Otto Phan, the chef and owner of Austin’s essential sushi haunt Kyōten Sushiko, is moving to Chicago to open a second location of his high-end chef’s choice sushi engagement in Logan Square this August. Phan, who trained at Bar Masa in New York and Uchi in Austin, says that his Chicago outlet will be a “souped up” version of the original, with just seven seats in a minimalist-designed, 1,200 square-foot space within a mixed-use building.
Priced at $240 including tax and tip (up from Austin’s $150 cost), Phan’s omakase menu will span around 20 bites, beginning with a few otsumami (snacks), before moving into nigiri, which comprise most of the menu. He’ll offer two seatings per night, five night a week, and reservations will be required.
Phan explains that his “sushi philosophy is based on simplicity, harmony, and balance,” inspired by traditional sushiya in Japan. “Modern simplicity,” as he puts it. While not totally Edomae in style (how sushi was originally prepared during the 19th century using preserved fish sourced from around Tokyo Bay), patrons can expect “lots of Edomae influence and technique,” like the aging and curing of fish. Phan says that his rice is a special varietal from Japan that has never been used in the U.S., and before service he will season two separate batches with different blends of red vinegars. So, over the course of a meal, diners will experience nigiri built from two batches of rice, each seasoned separately to enhance the umami in specific fish. For example, sushi chefs sometimes season rice with more acidic vinegars when pairing with fatty fish in effort to balance the animal’s richness. This practice is quite common at top Tokyo sushiya, but very rare domestically.
Phan will source about 80 percent of his fish from Japan, with the rest coming from the east and west coasts. Down the line, Phan plans to offer casual lunch, with a menu consisting of donburi bowls ranging from $15 to $40. In terms of beverages, think a short list of sake, beer, and grape wine. Guests will also have the option of a sake pairing.
Phan’s Chicago debut marks an exciting addition to the Chicago dining scene. In a city rife with pricey tasting menus, one of the biggest dining voids is the lack of high-quality sushi. And with tall ambitions, Phan hopes his sushiya will eventually earn two Michelin stars.
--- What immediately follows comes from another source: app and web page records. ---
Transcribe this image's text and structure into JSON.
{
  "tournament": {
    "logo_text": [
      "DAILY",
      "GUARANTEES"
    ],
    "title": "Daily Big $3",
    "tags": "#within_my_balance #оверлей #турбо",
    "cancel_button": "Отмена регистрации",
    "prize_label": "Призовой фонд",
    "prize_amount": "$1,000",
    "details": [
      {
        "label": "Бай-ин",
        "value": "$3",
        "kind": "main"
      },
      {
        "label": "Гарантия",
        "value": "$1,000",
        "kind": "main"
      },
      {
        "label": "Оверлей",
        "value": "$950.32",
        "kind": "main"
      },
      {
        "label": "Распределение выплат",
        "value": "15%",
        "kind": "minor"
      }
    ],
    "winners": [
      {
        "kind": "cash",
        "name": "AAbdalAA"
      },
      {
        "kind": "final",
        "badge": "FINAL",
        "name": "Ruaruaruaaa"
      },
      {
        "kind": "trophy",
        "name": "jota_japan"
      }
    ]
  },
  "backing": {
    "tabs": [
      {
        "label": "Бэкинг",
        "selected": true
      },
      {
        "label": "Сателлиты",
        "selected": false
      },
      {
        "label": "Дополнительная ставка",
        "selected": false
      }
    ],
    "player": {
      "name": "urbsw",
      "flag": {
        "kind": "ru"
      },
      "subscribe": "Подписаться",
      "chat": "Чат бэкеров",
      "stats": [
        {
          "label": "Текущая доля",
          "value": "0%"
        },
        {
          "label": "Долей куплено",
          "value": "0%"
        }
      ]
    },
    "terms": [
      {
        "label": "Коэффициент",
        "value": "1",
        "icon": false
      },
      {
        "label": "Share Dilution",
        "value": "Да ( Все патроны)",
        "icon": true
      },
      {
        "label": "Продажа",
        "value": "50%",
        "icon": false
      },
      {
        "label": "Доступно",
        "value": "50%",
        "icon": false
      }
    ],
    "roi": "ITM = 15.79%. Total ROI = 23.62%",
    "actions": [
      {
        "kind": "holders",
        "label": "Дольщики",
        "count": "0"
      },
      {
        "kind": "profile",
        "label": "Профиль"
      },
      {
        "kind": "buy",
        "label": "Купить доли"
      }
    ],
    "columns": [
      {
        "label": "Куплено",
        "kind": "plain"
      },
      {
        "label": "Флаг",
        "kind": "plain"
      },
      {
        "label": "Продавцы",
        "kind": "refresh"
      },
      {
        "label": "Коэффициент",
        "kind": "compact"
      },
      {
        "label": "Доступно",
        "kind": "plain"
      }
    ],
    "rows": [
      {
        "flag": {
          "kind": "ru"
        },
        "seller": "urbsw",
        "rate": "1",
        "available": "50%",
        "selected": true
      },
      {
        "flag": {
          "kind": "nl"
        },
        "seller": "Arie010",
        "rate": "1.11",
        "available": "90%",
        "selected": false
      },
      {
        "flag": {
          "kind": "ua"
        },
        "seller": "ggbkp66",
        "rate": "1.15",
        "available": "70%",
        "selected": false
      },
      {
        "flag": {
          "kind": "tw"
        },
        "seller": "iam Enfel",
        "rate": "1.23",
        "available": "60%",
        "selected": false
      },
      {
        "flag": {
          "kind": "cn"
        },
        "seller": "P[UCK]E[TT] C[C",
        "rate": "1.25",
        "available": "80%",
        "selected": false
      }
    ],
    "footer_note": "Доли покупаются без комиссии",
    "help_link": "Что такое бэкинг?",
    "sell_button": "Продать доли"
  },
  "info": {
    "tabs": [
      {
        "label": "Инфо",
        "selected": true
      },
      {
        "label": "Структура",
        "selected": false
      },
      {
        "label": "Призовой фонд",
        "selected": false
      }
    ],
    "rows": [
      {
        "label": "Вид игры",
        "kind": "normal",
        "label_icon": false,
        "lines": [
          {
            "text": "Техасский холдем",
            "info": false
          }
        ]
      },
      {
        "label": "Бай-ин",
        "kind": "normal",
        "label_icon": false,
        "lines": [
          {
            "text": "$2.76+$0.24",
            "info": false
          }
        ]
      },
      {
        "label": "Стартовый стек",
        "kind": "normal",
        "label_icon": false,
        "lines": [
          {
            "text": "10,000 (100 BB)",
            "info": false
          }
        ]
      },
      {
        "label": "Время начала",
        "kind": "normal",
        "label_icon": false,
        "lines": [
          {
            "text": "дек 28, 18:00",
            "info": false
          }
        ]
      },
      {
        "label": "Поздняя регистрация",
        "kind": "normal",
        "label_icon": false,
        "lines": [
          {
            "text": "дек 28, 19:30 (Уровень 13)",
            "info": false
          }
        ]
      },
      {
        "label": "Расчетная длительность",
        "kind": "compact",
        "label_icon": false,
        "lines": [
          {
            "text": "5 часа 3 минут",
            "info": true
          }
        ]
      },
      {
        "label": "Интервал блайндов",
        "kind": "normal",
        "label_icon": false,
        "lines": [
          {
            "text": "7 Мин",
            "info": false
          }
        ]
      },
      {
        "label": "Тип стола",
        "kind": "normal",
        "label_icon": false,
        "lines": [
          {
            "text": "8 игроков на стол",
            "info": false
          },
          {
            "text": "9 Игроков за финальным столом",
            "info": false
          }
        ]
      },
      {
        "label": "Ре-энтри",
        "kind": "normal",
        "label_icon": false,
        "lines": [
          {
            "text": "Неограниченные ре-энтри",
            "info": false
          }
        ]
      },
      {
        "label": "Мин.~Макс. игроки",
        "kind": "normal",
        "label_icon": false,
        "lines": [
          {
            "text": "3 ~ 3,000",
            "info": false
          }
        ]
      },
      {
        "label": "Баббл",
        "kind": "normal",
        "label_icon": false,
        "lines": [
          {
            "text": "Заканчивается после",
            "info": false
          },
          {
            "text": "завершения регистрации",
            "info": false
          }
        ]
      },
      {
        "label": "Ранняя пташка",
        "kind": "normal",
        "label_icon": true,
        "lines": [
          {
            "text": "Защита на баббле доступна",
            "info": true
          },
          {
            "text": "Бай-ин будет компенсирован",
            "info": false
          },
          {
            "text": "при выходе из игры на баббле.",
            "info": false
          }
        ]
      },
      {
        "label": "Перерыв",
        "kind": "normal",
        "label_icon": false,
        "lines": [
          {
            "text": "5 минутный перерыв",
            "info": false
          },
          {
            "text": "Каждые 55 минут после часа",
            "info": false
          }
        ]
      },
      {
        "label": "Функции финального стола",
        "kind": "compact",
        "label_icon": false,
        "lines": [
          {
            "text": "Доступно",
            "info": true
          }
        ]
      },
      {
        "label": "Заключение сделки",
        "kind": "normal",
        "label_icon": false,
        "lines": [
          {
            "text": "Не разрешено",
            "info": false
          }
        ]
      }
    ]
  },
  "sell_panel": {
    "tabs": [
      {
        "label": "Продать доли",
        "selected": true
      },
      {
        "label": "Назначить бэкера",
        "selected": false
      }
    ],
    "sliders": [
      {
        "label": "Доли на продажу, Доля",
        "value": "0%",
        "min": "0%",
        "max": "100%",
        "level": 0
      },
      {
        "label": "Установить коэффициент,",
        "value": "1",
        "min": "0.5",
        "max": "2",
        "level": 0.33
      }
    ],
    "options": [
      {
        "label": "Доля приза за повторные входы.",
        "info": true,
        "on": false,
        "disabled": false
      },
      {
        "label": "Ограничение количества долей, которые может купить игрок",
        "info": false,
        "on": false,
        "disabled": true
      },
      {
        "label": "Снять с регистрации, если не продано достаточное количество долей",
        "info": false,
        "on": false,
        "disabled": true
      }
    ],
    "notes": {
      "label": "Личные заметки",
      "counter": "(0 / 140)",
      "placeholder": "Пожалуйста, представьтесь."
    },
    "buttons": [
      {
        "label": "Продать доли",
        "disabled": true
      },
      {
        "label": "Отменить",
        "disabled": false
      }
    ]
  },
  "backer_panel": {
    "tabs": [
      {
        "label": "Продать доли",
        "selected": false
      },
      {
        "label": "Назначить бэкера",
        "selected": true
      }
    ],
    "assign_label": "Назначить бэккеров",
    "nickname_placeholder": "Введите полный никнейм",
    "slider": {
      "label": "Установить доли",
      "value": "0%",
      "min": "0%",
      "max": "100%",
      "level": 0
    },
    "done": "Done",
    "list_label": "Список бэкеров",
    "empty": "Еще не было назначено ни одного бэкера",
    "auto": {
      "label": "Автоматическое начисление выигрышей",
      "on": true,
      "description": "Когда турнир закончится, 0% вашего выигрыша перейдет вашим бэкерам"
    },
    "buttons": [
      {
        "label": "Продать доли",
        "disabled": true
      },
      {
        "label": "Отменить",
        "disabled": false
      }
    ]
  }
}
Phan isn’t ready to share the address of his forthcoming Chicago restaurant, so stay tuned.